Action item:
Copy each line containing the word "data" from the records that follow, please.

Material for this exercise:
↓

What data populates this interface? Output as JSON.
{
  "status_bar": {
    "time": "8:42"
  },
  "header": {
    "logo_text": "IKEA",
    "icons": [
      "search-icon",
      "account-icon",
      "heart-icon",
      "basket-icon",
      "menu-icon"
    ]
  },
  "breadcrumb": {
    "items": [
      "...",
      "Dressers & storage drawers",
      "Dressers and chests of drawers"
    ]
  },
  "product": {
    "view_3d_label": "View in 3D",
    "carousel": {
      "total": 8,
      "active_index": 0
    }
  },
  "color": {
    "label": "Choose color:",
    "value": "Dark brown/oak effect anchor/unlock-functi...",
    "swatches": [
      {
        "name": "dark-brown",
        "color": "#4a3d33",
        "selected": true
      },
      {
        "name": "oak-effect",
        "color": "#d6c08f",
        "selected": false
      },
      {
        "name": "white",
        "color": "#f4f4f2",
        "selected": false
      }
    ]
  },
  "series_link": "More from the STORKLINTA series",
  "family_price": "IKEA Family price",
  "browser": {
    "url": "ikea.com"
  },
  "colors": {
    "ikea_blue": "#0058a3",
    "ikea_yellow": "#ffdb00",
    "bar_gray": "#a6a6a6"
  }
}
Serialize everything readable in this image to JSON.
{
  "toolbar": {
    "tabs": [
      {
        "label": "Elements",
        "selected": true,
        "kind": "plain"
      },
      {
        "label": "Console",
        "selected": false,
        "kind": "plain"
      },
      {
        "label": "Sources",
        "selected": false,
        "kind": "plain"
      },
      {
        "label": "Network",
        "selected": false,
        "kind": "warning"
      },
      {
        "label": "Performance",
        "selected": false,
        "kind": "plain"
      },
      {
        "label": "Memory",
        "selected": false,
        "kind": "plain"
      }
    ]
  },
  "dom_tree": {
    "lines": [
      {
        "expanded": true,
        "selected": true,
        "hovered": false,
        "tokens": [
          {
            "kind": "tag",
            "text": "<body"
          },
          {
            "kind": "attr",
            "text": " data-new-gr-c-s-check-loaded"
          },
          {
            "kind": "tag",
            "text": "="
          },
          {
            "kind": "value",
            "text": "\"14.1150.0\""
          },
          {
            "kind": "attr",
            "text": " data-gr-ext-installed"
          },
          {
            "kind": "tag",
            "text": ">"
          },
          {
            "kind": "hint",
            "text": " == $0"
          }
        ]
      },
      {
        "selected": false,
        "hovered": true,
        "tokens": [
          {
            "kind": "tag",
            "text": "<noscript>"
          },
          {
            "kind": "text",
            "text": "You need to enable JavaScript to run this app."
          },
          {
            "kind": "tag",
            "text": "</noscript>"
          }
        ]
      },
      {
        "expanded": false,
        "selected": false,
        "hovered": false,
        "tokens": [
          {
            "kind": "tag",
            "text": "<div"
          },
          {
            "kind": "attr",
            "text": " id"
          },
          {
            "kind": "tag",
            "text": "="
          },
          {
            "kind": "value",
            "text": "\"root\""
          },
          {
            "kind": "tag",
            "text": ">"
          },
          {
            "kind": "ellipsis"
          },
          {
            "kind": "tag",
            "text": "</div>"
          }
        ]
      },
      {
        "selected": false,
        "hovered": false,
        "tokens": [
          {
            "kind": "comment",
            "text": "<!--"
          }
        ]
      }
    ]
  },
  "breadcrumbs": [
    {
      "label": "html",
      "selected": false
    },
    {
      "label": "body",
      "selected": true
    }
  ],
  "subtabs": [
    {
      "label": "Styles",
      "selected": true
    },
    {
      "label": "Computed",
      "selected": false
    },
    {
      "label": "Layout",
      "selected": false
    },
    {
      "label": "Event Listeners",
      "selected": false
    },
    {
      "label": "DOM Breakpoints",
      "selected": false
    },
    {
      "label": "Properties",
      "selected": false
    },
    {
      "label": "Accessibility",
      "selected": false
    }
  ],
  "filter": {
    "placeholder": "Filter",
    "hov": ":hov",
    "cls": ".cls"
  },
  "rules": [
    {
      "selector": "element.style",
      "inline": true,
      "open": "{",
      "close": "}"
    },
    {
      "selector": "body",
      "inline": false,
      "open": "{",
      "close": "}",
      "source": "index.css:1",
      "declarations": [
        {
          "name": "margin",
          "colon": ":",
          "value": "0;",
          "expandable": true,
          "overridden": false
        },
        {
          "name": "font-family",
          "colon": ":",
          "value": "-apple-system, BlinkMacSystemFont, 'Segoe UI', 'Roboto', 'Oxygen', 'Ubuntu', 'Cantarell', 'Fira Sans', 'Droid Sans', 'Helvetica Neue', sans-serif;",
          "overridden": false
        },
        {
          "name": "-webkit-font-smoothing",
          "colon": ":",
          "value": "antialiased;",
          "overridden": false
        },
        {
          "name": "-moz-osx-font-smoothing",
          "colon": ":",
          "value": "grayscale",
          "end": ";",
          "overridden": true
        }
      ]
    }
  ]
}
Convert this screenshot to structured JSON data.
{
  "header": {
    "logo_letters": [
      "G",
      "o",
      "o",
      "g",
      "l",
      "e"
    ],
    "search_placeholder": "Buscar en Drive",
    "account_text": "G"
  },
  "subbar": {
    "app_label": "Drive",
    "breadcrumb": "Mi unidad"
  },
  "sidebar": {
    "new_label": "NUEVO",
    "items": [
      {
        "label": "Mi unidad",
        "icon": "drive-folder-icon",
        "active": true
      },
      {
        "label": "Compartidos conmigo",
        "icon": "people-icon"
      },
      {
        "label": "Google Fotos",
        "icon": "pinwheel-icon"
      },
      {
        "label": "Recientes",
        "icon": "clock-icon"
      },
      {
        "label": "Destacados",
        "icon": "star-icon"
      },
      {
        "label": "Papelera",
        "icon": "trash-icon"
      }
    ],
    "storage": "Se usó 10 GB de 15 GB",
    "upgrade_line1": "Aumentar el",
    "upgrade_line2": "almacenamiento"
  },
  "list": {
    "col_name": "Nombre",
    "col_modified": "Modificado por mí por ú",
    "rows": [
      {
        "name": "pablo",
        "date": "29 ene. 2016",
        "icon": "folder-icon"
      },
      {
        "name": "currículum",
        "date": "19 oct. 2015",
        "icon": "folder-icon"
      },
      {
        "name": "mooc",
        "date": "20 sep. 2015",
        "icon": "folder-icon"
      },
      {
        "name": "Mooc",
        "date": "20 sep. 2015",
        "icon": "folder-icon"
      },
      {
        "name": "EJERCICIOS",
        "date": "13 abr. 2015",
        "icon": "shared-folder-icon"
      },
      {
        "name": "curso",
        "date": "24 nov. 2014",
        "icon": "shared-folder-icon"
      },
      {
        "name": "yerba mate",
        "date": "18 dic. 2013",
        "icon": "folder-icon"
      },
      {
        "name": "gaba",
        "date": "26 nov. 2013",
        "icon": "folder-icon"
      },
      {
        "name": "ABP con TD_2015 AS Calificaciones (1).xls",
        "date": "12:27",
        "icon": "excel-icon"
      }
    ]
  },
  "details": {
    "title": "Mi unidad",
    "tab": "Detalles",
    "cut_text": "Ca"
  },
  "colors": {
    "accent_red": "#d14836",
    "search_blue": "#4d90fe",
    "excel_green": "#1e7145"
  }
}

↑

Output:
What data populates this interface? Output as JSON.
            "text": " data-new-gr-c-s-check-loaded"
            "text": " data-gr-ext-installed"
Convert this screenshot to structured JSON data.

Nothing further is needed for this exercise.